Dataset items
-*-*-
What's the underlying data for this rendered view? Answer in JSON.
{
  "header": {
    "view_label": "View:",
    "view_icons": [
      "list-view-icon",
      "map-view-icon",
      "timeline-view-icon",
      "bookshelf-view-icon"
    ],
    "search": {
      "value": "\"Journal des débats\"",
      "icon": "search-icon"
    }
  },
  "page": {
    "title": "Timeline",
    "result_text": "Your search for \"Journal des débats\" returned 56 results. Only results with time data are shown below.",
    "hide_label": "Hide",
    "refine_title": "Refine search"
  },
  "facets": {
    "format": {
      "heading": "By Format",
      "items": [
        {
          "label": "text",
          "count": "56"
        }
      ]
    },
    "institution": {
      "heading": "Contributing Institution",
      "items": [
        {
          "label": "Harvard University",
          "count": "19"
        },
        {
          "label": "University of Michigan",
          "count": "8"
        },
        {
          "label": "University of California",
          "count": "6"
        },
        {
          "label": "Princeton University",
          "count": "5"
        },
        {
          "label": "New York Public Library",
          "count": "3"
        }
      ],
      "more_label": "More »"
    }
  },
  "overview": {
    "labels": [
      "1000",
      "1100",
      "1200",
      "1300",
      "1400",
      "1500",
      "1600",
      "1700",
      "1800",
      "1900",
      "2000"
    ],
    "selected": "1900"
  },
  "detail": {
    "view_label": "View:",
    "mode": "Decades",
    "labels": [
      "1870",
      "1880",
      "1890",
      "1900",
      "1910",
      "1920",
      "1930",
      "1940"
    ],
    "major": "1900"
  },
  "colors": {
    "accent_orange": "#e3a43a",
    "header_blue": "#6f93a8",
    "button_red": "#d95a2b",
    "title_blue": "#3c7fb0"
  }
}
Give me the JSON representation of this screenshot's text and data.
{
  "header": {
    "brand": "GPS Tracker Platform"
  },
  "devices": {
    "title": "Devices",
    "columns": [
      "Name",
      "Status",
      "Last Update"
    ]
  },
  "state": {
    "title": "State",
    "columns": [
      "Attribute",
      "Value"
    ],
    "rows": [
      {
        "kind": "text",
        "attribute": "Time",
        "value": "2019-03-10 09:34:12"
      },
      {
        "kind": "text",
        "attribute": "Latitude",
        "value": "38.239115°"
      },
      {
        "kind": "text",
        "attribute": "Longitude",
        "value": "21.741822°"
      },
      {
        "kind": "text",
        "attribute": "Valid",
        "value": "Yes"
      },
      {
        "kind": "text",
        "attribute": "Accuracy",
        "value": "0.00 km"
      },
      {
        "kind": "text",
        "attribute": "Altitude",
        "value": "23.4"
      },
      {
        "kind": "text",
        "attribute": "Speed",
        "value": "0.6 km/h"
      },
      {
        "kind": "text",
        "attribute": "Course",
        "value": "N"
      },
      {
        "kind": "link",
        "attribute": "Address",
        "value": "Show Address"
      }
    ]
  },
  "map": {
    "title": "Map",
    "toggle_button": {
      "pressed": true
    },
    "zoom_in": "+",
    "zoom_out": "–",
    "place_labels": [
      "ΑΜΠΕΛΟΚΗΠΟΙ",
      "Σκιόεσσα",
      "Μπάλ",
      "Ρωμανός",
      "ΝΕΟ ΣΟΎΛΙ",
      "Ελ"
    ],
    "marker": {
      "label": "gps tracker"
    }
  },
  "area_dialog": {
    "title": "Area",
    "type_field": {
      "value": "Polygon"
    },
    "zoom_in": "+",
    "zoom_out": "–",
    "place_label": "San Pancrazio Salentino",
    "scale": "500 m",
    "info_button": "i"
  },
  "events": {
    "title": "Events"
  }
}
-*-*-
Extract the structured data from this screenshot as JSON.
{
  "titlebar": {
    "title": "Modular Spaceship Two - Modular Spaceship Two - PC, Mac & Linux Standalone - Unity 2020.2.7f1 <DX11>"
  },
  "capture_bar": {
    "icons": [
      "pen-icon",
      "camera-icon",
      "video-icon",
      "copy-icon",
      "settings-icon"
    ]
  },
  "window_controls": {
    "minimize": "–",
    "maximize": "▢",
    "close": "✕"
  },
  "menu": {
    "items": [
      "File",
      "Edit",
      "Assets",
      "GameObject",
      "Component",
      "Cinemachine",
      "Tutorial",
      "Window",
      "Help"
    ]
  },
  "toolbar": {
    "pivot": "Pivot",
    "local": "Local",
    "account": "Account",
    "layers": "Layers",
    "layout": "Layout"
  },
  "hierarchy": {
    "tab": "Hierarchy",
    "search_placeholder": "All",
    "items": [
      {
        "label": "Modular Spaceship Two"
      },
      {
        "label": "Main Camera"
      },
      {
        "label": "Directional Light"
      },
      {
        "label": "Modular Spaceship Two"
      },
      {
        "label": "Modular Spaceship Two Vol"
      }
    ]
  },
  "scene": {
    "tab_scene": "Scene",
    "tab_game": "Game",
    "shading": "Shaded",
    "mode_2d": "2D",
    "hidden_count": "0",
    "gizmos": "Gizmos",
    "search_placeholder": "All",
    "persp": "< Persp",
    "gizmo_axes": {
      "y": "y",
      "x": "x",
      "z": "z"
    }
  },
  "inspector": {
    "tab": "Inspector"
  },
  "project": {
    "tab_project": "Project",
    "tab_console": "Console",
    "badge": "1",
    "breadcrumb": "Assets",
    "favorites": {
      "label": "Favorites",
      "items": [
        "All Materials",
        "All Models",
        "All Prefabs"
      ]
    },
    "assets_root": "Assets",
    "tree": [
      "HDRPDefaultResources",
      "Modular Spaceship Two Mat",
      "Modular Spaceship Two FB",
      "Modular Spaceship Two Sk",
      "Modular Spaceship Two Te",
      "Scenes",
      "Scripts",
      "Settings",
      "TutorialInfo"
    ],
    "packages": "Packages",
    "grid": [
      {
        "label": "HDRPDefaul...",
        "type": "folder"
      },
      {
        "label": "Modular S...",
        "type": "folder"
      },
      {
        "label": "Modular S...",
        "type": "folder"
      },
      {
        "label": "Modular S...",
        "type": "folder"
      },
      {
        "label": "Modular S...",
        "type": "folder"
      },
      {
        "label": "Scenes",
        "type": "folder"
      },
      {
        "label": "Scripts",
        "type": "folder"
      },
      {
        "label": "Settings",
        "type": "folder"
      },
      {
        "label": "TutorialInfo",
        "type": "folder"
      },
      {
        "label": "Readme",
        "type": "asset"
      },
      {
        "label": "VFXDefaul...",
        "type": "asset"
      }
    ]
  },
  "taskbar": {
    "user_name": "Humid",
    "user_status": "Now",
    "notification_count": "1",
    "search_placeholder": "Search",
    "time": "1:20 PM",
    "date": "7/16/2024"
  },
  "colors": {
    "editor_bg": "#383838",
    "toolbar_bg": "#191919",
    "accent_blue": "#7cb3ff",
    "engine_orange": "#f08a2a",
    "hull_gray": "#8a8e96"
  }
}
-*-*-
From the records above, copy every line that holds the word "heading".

      "heading": "By Format",
      "heading": "Contributing Institution",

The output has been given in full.